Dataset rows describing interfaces
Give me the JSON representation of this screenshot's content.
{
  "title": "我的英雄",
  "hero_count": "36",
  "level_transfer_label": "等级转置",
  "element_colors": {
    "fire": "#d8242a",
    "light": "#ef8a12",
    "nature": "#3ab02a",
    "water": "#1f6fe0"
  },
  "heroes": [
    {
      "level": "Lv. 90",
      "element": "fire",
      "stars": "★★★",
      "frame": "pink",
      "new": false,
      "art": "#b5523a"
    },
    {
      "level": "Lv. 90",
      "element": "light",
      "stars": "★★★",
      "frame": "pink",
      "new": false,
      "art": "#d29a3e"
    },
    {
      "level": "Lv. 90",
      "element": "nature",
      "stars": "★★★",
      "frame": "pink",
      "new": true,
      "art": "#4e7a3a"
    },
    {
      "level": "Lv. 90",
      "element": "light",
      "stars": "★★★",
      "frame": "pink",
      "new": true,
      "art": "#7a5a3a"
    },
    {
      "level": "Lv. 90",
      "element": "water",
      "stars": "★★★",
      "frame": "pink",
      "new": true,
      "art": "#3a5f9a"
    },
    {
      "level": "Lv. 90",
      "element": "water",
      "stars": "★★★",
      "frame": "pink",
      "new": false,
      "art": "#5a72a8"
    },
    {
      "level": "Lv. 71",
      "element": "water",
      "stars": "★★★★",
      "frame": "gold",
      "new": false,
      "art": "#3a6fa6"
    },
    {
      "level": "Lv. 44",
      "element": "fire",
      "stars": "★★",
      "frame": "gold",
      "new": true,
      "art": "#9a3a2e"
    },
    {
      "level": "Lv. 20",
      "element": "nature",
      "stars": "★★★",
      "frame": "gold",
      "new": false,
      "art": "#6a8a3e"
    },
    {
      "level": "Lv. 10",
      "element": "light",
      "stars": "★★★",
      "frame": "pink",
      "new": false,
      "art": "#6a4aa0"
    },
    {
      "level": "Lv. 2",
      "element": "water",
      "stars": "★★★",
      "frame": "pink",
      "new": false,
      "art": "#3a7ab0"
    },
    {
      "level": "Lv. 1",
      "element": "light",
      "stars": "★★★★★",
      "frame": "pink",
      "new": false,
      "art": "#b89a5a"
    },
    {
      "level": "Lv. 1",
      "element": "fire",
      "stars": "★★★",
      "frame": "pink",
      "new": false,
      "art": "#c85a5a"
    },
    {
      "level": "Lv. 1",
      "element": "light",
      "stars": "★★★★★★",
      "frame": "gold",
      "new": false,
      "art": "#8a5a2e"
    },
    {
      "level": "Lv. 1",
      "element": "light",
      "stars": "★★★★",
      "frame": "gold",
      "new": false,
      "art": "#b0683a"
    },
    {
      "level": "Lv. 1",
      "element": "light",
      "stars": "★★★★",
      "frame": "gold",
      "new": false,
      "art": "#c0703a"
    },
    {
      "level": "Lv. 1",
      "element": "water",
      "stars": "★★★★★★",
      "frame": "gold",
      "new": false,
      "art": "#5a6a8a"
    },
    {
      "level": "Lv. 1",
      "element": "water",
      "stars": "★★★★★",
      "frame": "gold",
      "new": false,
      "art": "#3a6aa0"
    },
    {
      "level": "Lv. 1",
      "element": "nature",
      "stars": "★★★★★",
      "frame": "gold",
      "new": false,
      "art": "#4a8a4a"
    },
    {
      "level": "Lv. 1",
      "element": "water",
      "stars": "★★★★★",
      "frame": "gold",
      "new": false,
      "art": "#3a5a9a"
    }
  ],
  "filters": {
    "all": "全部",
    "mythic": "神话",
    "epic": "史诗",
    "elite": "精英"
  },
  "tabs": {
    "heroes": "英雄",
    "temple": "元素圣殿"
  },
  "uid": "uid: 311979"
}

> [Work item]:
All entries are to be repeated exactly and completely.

> [Output for this task]:
Give me the JSON representation of this screenshot's content.
{
  "title": "我的英雄",
  "hero_count": "36",
  "level_transfer_label": "等级转置",
  "element_colors": {
    "fire": "#d8242a",
    "light": "#ef8a12",
    "nature": "#3ab02a",
    "water": "#1f6fe0"
  },
  "heroes": [
    {
      "level": "Lv. 90",
      "element": "fire",
      "stars": "★★★",
      "frame": "pink",
      "new": false,
      "art": "#b5523a"
    },
    {
      "level": "Lv. 90",
      "element": "light",
      "stars": "★★★",
      "frame": "pink",
      "new": false,
      "art": "#d29a3e"
    },
    {
      "level": "Lv. 90",
      "element": "nature",
      "stars": "★★★",
      "frame": "pink",
      "new": true,
      "art": "#4e7a3a"
    },
    {
      "level": "Lv. 90",
      "element": "light",
      "stars": "★★★",
      "frame": "pink",
      "new": true,
      "art": "#7a5a3a"
    },
    {
      "level": "Lv. 90",
      "element": "water",
      "stars": "★★★",
      "frame": "pink",
      "new": true,
      "art": "#3a5f9a"
    },
    {
      "level": "Lv. 90",
      "element": "water",
      "stars": "★★★",
      "frame": "pink",
      "new": false,
      "art": "#5a72a8"
    },
    {
      "level": "Lv. 71",
      "element": "water",
      "stars": "★★★★",
      "frame": "gold",
      "new": false,
      "art": "#3a6fa6"
    },
    {
      "level": "Lv. 44",
      "element": "fire",
      "stars": "★★",
      "frame": "gold",
      "new": true,
      "art": "#9a3a2e"
    },
    {
      "level": "Lv. 20",
      "element": "nature",
      "stars": "★★★",
      "frame": "gold",
      "new": false,
      "art": "#6a8a3e"
    },
    {
      "level": "Lv. 10",
      "element": "light",
      "stars": "★★★",
      "frame": "pink",
      "new": false,
      "art": "#6a4aa0"
    },
    {
      "level": "Lv. 2",
      "element": "water",
      "stars": "★★★",
      "frame": "pink",
      "new": false,
      "art": "#3a7ab0"
    },
    {
      "level": "Lv. 1",
      "element": "light",
      "stars": "★★★★★",
      "frame": "pink",
      "new": false,
      "art": "#b89a5a"
    },
    {
      "level": "Lv. 1",
      "element": "fire",
      "stars": "★★★",
      "frame": "pink",
      "new": false,
      "art": "#c85a5a"
    },
    {
      "level": "Lv. 1",
      "element": "light",
      "stars": "★★★★★★",
      "frame": "gold",
      "new": false,
      "art": "#8a5a2e"
    },
    {
      "level": "Lv. 1",
      "element": "light",
      "stars": "★★★★",
      "frame": "gold",
      "new": false,
      "art": "#b0683a"
    },
    {
      "level": "Lv. 1",
      "element": "light",
      "stars": "★★★★",
      "frame": "gold",
      "new": false,
      "art": "#c0703a"
    },
    {
      "level": "Lv. 1",
      "element": "water",
      "stars": "★★★★★★",
      "frame": "gold",
      "new": false,
      "art": "#5a6a8a"
    },
    {
      "level": "Lv. 1",
      "element": "water",
      "stars": "★★★★★",
      "frame": "gold",
      "new": false,
      "art": "#3a6aa0"
    },
    {
      "level": "Lv. 1",
      "element": "nature",
      "stars": "★★★★★",
      "frame": "gold",
      "new": false,
      "art": "#4a8a4a"
    },
    {
      "level": "Lv. 1",
      "element": "water",
      "stars": "★★★★★",
      "frame": "gold",
      "new": false,
      "art": "#3a5a9a"
    }
  ],
  "filters": {
    "all": "全部",
    "mythic": "神话",
    "epic": "史诗",
    "elite": "精英"
  },
  "tabs": {
    "heroes": "英雄",
    "temple": "元素圣殿"
  },
  "uid": "uid: 311979"
}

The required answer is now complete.